- Honour Roll
Few people could claim to have founded a ballet school, an opera school, a drama school, all of which have operated for more than sixty years. But they are only just a few entries in the list of accomplishments of Gertrude Johnson, a woman who quite literally created the field of professional arts administration in Australia.
Born in Melbourne in 1894, Gertrude's first career was as an opera singer and included more than ten years performing in England at Covent Garden and the Old Vic. She sang with Dame Nellie Melba in La Boheme in 1926 and in the first ever live broadcast of an opera by the BBC on 8 January 1923. Returning to Australia in 1935, she recognised the lack of opportunities for Australian performers and immediately founded the National Theatre Movement.
In the space of just four years, she dramatically increased arts training in Australia, founding the National Theatre, the National Theatre Drama School, the National Theatre Opera School and the National Theatre Ballet School. She expanded these opportunities through the creation of ballet, drama and opera companies in 1949, all of which staged many successful productions. In 1951, Gertrude received an OBE in recognition of her work as Director of the National Theatre movement. She constantly championed new Australian composers, playwrights and performers and was instrumental in increasing public, private and business support for the arts.
Gertrude was asked by the Victorian and Federal Governments in 1954 to stage Tales of Hoffman at the Princess Theatre before Queen Elizabeth II and Prince Phillip. This led to the formation of the Elizabethan Theatre Trust and in turn The Australian Ballet, Opera Australia and the State Theatre Companies. Her personal support provided many Victorian women with opportunities either as performers or arts administrators. She transformed arts administration from an amateur hobby activity to a professional occupation.

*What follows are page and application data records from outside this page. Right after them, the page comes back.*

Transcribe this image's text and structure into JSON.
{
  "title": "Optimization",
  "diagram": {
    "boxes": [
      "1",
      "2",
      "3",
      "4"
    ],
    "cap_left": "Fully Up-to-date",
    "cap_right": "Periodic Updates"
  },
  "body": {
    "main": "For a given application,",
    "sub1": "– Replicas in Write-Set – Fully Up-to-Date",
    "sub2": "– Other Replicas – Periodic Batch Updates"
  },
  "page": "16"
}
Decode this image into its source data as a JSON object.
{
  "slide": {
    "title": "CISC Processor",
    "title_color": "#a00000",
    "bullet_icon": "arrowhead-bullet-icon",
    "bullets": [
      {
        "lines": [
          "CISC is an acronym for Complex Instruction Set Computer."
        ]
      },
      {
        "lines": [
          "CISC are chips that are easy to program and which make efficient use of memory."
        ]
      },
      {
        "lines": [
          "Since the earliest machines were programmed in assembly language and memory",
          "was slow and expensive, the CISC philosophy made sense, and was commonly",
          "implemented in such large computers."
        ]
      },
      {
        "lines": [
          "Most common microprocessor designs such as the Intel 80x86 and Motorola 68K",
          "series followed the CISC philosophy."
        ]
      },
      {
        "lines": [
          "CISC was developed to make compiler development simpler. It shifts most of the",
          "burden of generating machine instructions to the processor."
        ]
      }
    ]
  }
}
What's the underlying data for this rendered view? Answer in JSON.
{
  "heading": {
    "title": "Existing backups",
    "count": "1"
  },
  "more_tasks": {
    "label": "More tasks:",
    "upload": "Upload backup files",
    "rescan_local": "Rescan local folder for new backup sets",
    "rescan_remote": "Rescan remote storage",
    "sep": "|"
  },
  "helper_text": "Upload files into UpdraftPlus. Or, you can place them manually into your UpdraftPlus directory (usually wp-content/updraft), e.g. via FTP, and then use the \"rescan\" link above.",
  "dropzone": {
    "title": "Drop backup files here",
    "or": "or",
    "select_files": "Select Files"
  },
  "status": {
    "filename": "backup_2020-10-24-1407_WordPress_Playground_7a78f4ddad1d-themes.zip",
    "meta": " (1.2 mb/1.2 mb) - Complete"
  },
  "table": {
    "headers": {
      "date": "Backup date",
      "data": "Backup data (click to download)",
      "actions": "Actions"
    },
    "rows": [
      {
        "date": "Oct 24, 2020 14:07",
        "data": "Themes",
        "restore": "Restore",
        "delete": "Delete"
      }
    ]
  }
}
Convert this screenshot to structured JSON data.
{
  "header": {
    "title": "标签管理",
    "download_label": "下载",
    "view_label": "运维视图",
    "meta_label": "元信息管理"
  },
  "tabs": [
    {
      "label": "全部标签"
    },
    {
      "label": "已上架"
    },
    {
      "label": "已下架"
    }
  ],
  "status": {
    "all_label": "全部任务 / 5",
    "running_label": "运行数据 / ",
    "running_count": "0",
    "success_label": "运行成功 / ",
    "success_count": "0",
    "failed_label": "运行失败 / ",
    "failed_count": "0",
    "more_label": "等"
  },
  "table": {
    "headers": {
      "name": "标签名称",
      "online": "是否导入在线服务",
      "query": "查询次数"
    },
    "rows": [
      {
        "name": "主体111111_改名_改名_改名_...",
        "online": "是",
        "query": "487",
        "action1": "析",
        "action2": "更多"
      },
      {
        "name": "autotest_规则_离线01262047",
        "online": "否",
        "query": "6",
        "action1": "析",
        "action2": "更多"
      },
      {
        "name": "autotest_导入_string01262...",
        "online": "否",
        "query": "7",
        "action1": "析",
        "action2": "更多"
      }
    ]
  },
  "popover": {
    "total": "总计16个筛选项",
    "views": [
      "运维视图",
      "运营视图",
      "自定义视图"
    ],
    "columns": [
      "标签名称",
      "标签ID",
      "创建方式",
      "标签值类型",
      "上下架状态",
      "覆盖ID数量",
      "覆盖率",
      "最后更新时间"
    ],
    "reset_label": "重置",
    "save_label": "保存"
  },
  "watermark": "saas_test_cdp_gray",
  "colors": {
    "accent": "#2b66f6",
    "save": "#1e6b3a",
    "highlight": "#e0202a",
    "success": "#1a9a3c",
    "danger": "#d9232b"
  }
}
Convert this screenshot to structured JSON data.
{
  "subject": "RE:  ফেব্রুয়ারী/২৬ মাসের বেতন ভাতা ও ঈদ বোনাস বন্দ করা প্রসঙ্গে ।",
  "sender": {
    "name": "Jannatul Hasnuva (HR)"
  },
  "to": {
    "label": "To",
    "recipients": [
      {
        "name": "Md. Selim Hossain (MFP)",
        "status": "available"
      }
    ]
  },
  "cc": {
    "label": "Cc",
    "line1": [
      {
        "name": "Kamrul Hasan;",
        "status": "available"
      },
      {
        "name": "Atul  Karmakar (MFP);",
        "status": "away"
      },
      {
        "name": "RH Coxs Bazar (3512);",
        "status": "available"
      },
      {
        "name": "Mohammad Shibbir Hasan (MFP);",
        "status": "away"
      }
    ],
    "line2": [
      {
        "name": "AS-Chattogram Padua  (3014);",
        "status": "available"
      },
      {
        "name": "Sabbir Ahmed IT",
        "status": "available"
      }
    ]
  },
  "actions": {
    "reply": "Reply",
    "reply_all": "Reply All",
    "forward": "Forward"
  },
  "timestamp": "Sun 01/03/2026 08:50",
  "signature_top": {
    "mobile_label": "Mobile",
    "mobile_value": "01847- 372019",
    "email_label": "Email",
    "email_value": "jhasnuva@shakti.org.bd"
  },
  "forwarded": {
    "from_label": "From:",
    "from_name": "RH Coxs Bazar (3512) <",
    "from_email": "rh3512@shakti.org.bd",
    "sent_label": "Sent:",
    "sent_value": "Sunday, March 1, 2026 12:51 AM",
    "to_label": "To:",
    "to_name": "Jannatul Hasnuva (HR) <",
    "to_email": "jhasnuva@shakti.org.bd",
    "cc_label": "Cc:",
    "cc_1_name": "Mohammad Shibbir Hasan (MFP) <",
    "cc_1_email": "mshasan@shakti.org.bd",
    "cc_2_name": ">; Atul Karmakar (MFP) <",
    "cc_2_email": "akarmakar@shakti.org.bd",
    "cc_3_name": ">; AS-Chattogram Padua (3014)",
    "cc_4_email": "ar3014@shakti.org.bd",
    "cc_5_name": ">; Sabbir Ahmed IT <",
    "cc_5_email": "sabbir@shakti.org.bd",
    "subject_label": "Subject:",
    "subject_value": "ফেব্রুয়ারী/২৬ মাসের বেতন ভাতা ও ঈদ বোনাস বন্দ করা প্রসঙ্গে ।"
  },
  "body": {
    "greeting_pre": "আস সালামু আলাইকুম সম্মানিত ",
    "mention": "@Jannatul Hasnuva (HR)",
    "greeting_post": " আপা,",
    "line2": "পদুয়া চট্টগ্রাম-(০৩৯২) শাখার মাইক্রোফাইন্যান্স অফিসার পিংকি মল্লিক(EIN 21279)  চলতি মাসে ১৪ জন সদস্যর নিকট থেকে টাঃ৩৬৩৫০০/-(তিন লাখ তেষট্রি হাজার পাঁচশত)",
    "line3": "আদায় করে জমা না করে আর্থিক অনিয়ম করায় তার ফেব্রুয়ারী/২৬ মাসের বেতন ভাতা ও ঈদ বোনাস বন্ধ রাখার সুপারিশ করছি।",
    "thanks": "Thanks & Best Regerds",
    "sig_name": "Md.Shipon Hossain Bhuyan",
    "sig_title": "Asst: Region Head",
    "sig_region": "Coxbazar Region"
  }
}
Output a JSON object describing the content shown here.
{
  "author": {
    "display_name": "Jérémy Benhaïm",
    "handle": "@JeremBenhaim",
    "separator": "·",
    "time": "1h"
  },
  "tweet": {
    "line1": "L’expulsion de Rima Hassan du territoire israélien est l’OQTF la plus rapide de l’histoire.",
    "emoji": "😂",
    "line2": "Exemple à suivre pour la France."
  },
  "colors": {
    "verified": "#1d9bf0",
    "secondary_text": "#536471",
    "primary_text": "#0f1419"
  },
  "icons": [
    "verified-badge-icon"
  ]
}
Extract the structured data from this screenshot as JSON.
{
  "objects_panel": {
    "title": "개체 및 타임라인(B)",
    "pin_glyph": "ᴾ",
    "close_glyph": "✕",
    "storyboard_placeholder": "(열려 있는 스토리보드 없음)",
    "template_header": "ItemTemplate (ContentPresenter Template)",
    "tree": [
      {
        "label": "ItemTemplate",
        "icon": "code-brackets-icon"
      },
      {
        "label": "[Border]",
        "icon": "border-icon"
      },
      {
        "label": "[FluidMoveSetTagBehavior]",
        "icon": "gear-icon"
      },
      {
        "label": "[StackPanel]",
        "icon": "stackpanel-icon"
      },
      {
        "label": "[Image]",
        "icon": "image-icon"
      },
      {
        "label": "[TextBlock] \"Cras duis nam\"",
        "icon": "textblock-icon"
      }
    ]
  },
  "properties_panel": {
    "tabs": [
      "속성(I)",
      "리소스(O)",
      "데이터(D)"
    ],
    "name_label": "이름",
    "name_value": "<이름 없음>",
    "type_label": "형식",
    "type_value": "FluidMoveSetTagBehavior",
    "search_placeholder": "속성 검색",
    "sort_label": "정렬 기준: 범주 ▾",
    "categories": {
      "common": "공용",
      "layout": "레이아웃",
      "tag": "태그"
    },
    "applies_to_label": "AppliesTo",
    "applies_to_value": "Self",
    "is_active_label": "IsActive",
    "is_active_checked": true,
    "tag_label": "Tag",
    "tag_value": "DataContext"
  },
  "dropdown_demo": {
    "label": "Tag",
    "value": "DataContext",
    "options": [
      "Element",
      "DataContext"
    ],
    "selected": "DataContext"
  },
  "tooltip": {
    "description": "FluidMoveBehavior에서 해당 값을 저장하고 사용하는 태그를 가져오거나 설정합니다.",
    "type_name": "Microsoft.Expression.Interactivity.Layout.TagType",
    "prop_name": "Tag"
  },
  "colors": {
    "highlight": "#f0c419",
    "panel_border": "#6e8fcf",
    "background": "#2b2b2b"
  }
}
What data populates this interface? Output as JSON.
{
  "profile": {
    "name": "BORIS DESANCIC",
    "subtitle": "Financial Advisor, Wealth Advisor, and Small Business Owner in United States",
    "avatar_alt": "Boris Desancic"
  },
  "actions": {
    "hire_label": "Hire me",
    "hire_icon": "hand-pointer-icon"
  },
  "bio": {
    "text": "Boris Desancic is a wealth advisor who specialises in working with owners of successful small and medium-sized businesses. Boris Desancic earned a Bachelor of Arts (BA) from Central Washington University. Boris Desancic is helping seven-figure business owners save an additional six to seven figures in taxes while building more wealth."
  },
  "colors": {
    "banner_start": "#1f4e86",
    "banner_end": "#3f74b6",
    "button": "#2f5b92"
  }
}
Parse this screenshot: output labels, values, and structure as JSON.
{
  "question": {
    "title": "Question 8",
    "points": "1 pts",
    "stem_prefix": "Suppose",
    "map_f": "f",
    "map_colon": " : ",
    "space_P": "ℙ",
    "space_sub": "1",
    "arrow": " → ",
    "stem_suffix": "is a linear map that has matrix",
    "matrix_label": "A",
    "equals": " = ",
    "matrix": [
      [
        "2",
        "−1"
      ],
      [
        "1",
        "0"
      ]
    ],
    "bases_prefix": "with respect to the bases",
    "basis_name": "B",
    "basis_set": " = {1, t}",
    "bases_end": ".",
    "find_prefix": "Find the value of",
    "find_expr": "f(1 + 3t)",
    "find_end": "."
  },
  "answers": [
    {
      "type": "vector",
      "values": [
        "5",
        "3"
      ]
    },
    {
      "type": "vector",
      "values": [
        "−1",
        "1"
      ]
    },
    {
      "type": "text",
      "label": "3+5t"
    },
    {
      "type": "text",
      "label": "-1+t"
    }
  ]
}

Gertrude Johnson died in 1973. Her legacy lives on not only in the training provided by the National Theatre in St Kilda, or in the graduates of the schools she founded, but also in the many talented women who now hold senior roles in the Australian arts industry.
Reviewed 25 May 2022